Document Type

Article

Comments

Cardozo Law Review, Forthcoming

Abstract

The modern era of corporate criminal law enforcement is dominated by an entity-based approach of compliance. There is broad agreement among prosecutors that this is the right way to deter misconduct within a company. Indeed, it is the official policy of the Department of Justice, and one of the key principles behind the United States Sentencing Commission’s Organizational Guidelines.
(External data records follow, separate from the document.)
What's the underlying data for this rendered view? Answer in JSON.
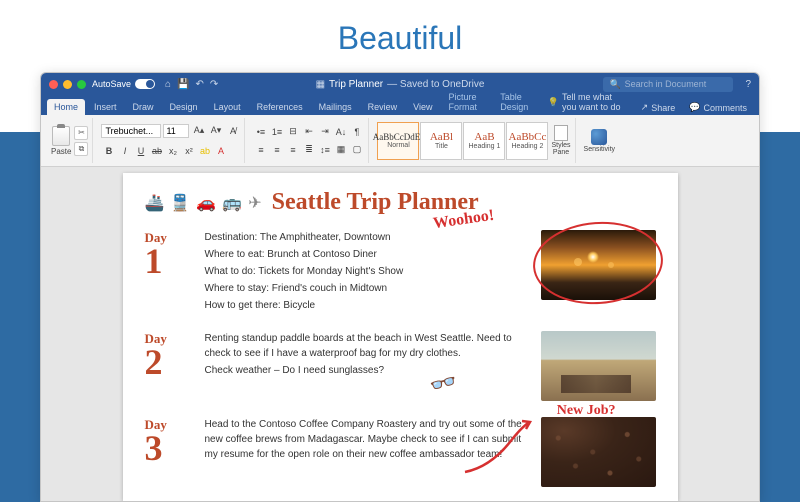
{
  "hero": {
    "title": "Beautiful"
  },
  "titlebar": {
    "autosave_label": "AutoSave",
    "doc_name": "Trip Planner",
    "doc_status": "— Saved to OneDrive",
    "search_placeholder": "Search in Document"
  },
  "tabs": {
    "home": "Home",
    "insert": "Insert",
    "draw": "Draw",
    "design": "Design",
    "layout": "Layout",
    "references": "References",
    "mailings": "Mailings",
    "review": "Review",
    "view": "View",
    "picture_format": "Picture Format",
    "table_design": "Table Design",
    "tell_me": "Tell me what you want to do",
    "share": "Share",
    "comments": "Comments"
  },
  "ribbon": {
    "paste": "Paste",
    "font_name": "Trebuchet...",
    "font_size": "11",
    "styles": {
      "normal": {
        "preview": "AaBbCcDdEe",
        "label": "Normal"
      },
      "title": {
        "preview": "AaBl",
        "label": "Title"
      },
      "h1": {
        "preview": "AaB",
        "label": "Heading 1"
      },
      "h2": {
        "preview": "AaBbCc",
        "label": "Heading 2"
      }
    },
    "styles_pane": "Styles\nPane",
    "sensitivity": "Sensitivity"
  },
  "document": {
    "title": "Seattle Trip Planner",
    "annotations": {
      "woohoo": "Woohoo!",
      "newjob": "New Job?"
    },
    "days": [
      {
        "label": "Day",
        "num": "1",
        "lines": [
          "Destination: The Amphitheater, Downtown",
          "Where to eat: Brunch at Contoso Diner",
          "What to do: Tickets for Monday Night's Show",
          "Where to stay: Friend's couch in Midtown",
          "How to get there: Bicycle"
        ]
      },
      {
        "label": "Day",
        "num": "2",
        "lines": [
          "Renting standup paddle boards at the beach in West Seattle. Need to check to see if I have a waterproof bag for my dry clothes.",
          "",
          "Check weather – Do I need sunglasses?"
        ]
      },
      {
        "label": "Day",
        "num": "3",
        "lines": [
          "Head to the Contoso Coffee Company Roastery and try out some of the new coffee brews from Madagascar. Maybe check to see if I can submit my resume for the open role on their new coffee ambassador team!"
        ]
      }
    ]
  }
}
Prosecutors should be equally enthusiastic for using this framework to address wrongs that place within a similar organization: the prosecutor’s office itself. Prosecutorial misconduct, whether intentional or negligent, is not an infrequent occurrence. Although most prosecutors follow the law and behave ethically - just as most corporate employees do - that is not true of all prosecutors. A host of studies have documented prosecutorial misconduct, and one of - if not the - most common type of prosecutorial misconduct in these cases involved the suppression of exculpatory evidence in violation of Brady v. Maryland. The existing framework for addressing prosecutorial misconduct is entirely backward-looking - and ineffective. Judges and state bars are supposed to police violations when they occur. But just as a model that focuses solely on individual liability and addressing particular violations after-the-fact proved inadequate in deterring corporate crime, so, too has it failed in addressing misconduct within the larger entity of the prosecutor’s office. Most violations never come to light, and when they do, individual actors responsible for the misconduct rarely face any consequences.

Prosecutors recognized these failings when the entity at issue was a corporation. They have aggressively targeted the entity itself to address these shortcomings and to encourage forward-looking reforms. Specifically, they have used the entity as a partner in stopping wrongdoing before it happens by insisting on strong compliance programs that rely on training, supervision, transparency, and monitoring. This Article argues that it is time for prosecutors to recognize that their own offices should be held to the same standards.

Date of Authorship for this Version

1-2010